_Task requirements:_ Having read the entries, repeat all of them exactly.

_Excerpts from a dataset:_
————

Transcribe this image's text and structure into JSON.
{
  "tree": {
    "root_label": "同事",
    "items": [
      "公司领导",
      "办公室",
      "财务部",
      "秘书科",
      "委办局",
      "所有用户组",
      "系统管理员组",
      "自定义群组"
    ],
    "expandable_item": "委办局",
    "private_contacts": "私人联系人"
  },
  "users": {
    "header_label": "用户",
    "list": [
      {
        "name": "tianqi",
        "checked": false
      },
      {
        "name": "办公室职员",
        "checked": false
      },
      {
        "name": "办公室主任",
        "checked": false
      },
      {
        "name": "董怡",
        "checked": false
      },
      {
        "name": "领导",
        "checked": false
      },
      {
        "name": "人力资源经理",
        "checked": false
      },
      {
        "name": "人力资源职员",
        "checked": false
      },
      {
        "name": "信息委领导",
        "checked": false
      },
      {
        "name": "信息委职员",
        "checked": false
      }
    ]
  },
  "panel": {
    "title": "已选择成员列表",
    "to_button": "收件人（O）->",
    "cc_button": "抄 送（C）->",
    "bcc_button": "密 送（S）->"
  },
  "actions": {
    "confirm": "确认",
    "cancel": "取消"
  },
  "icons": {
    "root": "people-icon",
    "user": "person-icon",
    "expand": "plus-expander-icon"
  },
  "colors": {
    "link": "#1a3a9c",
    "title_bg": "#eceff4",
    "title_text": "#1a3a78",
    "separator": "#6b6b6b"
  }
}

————

_Solution to this task:_
Transcribe this image's text and structure into JSON.
{
  "tree": {
    "root_label": "同事",
    "items": [
      "公司领导",
      "办公室",
      "财务部",
      "秘书科",
      "委办局",
      "所有用户组",
      "系统管理员组",
      "自定义群组"
    ],
    "expandable_item": "委办局",
    "private_contacts": "私人联系人"
  },
  "users": {
    "header_label": "用户",
    "list": [
      {
        "name": "tianqi",
        "checked": false
      },
      {
        "name": "办公室职员",
        "checked": false
      },
      {
        "name": "办公室主任",
        "checked": false
      },
      {
        "name": "董怡",
        "checked": false
      },
      {
        "name": "领导",
        "checked": false
      },
      {
        "name": "人力资源经理",
        "checked": false
      },
      {
        "name": "人力资源职员",
        "checked": false
      },
      {
        "name": "信息委领导",
        "checked": false
      },
      {
        "name": "信息委职员",
        "checked": false
      }
    ]
  },
  "panel": {
    "title": "已选择成员列表",
    "to_button": "收件人（O）->",
    "cc_button": "抄 送（C）->",
    "bcc_button": "密 送（S）->"
  },
  "actions": {
    "confirm": "确认",
    "cancel": "取消"
  },
  "icons": {
    "root": "people-icon",
    "user": "person-icon",
    "expand": "plus-expander-icon"
  },
  "colors": {
    "link": "#1a3a9c",
    "title_bg": "#eceff4",
    "title_text": "#1a3a78",
    "separator": "#6b6b6b"
  }
}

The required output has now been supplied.